    Most gardeners are unsure, inexperienced, anxious and tentative. Cater to this majority and the more experienced minority feel patronised or dumbed down. Tricky. Many many people ask how to deal with slippery paths. Many, many viewers worry much more about that than any plant content at all. Inevitably information is condensed and reduced simply to fit the allotted 2 or 3 minutes available.
    But I dont think that this matters terribly Most of the time my main intent is to enthuse people to have a go and learn from direct experience. Some straight didactic stuff is part of it but a much subtler, broader inspirational role is just as important. And it works. Lots of people love the programme just the way it is - even i people feel condescending towards them for doing so.
    As for my own garden - well I make no apologies of any kind of that. It is what Sarah and I have made. It is how we want it. If you dont like it then too bad. And you need a large garden for filming (it is appreciably smaller than Barnsdale or Berryfields) simply to provide the editorial content in a way that can be planned and filmed. making 30 odd programmes a year without repeating yourself too much needs a wide variety of editorial content.

    But please continue all comments and criticisms. I read as much as I can in the spirit of genuine willingness to learn and approve. Yes GW could be better but we have no complacency about it at all and I am proud of it.

  15. Have seenMonty speak about building his current garden live at the Manchester Dig It festival.
    The TV show doesn't seem to go back to stuff, but I don't always watch it as it's on a time when I'm probably out on the allotment or in the greenhouse. It's only during winter when I'm likely to be sat down indoors.
    It'd be nice to have them compile all the actual gardening bits into a show and have the looking round other people's gardens as a separate thing.
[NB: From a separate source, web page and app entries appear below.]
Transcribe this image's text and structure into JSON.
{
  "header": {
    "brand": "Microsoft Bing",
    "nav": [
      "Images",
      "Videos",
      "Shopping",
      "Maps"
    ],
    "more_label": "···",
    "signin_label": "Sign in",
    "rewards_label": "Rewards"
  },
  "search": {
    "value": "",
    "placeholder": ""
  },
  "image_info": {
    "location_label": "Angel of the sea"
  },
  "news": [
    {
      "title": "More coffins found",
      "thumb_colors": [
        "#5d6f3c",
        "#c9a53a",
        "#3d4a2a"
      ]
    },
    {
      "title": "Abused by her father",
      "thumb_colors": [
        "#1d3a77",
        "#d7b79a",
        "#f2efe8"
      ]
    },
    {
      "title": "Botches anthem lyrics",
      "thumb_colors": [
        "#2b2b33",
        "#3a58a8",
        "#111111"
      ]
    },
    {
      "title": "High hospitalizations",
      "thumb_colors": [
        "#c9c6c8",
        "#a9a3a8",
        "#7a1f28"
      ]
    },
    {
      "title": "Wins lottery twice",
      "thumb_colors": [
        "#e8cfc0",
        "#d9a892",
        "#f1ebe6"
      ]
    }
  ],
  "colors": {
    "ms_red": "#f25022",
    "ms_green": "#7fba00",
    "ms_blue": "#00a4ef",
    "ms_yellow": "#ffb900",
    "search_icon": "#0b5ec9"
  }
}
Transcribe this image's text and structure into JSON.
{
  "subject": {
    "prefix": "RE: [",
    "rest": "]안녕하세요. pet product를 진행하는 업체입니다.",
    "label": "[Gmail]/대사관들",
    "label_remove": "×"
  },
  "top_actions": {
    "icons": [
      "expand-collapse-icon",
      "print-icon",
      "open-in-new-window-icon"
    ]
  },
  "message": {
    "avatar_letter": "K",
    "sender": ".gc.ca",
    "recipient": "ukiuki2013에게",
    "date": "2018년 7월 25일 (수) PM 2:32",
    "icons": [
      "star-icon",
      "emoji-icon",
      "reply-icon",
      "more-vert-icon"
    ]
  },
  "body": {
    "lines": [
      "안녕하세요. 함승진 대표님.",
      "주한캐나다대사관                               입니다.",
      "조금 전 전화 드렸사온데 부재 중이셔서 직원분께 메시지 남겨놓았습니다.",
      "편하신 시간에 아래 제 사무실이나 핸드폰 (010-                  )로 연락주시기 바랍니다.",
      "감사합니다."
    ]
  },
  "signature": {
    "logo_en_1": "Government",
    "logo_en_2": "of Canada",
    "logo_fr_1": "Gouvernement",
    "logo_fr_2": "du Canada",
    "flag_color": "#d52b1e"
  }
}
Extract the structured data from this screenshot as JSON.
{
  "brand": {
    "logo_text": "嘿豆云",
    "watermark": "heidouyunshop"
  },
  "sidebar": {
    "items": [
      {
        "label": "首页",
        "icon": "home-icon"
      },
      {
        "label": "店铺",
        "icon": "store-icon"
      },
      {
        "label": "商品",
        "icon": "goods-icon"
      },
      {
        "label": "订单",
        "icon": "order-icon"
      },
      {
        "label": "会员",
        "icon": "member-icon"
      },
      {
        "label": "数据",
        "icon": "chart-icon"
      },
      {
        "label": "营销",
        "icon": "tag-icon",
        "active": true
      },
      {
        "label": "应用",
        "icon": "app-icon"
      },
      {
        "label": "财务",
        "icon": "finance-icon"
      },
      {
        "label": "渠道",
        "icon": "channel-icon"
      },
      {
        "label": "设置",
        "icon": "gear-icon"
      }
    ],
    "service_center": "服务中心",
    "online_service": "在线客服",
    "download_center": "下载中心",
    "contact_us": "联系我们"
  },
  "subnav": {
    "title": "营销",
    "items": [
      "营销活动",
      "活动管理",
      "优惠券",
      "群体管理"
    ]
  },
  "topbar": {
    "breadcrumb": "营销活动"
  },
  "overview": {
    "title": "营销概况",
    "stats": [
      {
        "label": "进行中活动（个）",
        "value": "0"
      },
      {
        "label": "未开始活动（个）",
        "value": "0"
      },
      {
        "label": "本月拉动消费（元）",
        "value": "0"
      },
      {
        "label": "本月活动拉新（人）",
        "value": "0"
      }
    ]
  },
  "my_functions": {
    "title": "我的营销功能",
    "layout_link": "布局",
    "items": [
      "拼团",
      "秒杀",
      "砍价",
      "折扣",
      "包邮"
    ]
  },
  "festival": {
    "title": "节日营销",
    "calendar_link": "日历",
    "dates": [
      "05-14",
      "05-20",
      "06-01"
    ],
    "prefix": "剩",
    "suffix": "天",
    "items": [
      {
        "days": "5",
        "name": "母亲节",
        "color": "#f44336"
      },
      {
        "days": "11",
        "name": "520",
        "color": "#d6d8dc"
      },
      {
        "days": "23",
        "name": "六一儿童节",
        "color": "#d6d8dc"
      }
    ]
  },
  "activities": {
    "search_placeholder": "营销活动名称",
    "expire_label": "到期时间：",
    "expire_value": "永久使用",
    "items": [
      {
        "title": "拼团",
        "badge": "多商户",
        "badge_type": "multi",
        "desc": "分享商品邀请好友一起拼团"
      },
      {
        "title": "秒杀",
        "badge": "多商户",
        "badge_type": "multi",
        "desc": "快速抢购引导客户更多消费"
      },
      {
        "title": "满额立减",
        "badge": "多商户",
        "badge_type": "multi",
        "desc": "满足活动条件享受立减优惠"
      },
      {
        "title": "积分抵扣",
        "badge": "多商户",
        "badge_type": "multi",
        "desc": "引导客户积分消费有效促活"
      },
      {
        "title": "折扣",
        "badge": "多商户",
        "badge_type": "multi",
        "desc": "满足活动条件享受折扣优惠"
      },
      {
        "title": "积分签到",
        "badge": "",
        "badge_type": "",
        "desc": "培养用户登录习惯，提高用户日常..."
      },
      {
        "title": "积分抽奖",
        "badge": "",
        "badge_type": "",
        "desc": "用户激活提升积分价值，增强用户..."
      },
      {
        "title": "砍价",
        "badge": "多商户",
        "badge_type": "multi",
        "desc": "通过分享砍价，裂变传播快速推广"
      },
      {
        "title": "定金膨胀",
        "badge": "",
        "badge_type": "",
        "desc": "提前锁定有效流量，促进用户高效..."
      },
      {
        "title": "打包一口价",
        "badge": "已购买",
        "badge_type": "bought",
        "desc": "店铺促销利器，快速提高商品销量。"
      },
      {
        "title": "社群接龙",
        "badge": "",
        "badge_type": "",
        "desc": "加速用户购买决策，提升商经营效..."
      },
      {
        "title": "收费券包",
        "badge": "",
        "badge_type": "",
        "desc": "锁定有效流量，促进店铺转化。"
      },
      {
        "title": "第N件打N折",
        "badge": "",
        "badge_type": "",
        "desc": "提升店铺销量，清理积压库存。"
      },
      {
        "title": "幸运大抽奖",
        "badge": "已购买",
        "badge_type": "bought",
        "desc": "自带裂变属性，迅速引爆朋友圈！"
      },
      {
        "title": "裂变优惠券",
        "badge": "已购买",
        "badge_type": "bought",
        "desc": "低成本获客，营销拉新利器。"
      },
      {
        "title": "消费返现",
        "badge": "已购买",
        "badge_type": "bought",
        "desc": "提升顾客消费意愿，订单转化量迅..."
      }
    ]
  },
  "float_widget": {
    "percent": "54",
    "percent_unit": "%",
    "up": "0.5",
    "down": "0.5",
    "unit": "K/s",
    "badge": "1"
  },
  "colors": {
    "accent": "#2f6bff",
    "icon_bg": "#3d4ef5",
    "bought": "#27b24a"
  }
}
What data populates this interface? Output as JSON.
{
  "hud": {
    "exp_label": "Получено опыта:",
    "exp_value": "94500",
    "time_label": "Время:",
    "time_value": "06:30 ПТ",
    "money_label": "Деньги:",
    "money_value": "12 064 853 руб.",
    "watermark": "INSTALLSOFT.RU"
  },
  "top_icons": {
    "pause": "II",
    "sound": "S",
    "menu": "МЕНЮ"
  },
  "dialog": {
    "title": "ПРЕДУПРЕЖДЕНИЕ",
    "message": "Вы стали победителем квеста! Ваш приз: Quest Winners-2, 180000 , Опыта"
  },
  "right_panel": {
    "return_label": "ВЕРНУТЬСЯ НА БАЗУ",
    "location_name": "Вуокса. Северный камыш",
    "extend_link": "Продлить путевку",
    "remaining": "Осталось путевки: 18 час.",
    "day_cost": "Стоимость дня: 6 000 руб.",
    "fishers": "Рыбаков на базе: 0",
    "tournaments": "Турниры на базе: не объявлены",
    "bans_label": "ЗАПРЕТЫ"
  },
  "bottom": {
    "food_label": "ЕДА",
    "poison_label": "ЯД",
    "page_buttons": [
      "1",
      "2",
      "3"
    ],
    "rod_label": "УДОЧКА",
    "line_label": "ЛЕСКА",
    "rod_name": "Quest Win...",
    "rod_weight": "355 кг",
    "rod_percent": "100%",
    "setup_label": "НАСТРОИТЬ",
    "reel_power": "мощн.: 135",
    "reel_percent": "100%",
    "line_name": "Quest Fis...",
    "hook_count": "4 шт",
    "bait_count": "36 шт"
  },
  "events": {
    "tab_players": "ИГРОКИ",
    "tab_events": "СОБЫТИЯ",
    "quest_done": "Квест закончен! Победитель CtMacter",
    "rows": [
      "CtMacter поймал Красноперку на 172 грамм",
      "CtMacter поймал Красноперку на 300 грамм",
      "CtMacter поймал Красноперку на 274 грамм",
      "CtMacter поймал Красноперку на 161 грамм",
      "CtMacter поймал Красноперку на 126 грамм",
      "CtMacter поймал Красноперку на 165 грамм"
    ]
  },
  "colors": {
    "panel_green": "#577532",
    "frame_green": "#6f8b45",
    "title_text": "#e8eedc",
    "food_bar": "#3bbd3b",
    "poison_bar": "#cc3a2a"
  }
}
  16. Come to this somewhat late, especially as TV land think that gardens have shut up shop for the year. Think things went wrong for GW when Monty left the first time. Thing most hands-on gardeners were enjoying the Carol/Alys axis, then the Beeb decide it needs yet another middle class male at the head. One who, though trained in horticulture, only came to life when doing construction type projects.

    The along comes i-player, and us southern softies are able to discover the illicit joys of Beechgrove. Here was a programme that packed much more into 30 minutes, was cheerfully instructional and very much in touch with the ordinary gardener. The many community projects are heartening, and the problem corner segments are sensible as much as practical. Some may point out that it is only for Scotland, but GW is very anglocentric - the producers seem to get a nosebleed at the sight of roadsigns mentioning the Lake District, and woe betide you if ever there is a suggestion to broach the western bank of the Severn.

    Jim & George may be the horticultural equivalent of Jack & Victor, but there's still as much life in them as they have knowledge to share. However, we do need a new generation of gardeners on primetime - fast.

  17. So glad to finally understand where this hashtag came from.